• [Your goal] Search the records for the word "title" and report each line that has it.
[Opening Records for the task section]
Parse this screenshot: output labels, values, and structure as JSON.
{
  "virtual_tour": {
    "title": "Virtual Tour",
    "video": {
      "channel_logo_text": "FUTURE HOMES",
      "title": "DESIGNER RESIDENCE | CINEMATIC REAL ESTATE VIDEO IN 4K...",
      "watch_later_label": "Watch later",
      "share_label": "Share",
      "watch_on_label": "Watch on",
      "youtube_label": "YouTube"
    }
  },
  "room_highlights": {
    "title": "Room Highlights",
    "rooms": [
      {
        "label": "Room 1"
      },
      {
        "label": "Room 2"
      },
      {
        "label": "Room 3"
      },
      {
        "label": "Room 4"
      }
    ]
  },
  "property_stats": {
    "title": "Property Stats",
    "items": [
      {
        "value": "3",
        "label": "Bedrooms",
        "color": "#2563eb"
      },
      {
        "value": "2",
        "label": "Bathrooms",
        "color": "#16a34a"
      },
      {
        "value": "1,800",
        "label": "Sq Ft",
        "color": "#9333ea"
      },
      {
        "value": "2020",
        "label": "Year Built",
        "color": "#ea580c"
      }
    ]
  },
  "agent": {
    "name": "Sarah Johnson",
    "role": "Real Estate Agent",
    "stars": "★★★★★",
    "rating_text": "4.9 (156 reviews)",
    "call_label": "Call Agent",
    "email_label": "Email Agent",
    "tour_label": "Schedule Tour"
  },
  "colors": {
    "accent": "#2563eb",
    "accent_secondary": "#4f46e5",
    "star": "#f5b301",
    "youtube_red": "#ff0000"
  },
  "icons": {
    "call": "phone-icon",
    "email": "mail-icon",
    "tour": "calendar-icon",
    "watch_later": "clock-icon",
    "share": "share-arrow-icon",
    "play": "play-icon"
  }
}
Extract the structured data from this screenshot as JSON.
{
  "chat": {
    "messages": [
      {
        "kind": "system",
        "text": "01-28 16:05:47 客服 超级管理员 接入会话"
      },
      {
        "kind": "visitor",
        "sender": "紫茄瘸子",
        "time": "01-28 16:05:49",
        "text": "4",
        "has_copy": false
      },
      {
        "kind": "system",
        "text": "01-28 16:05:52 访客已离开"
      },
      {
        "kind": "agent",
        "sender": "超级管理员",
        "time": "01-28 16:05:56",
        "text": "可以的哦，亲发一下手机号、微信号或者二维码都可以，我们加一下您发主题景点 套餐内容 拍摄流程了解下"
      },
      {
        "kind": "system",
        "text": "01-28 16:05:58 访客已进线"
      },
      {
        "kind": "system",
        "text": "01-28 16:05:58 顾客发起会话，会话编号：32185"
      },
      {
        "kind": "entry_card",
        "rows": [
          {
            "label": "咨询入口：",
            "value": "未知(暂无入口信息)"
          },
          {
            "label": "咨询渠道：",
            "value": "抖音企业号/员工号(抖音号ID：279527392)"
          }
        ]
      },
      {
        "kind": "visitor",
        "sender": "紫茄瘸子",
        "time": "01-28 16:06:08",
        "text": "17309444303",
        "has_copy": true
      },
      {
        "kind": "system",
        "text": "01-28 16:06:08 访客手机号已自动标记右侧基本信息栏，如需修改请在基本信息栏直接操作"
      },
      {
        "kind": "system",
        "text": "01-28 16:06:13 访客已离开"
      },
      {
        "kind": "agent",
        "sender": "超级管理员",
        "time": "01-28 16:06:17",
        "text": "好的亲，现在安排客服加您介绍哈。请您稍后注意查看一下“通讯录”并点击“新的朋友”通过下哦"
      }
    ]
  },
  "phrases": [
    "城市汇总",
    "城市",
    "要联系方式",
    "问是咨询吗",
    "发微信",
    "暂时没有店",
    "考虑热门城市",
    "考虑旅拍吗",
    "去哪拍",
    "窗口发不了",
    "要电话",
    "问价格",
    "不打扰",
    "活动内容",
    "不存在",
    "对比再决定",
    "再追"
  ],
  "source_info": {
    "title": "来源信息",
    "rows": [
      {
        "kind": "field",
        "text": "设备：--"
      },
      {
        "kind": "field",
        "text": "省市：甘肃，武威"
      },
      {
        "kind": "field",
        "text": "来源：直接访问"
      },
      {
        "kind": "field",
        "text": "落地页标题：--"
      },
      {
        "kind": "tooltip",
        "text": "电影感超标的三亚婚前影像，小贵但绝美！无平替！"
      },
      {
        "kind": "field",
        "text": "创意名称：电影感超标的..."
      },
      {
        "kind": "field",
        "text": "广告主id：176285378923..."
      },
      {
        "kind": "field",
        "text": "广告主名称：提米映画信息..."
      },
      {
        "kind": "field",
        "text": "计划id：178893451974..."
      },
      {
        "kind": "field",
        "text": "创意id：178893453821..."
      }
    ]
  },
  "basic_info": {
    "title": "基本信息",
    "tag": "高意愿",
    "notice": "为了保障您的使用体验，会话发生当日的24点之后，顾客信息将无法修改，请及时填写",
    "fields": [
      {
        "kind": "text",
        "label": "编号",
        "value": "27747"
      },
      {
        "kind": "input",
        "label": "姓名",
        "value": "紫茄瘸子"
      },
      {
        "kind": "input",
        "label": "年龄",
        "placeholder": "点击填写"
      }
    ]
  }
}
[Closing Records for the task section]
• [Result]
    "title": "Virtual Tour",
      "title": "DESIGNER RESIDENCE | CINEMATIC REAL ESTATE VIDEO IN 4K...",
    "title": "Room Highlights",
    "title": "Property Stats",
    "title": "来源信息",
    "title": "基本信息",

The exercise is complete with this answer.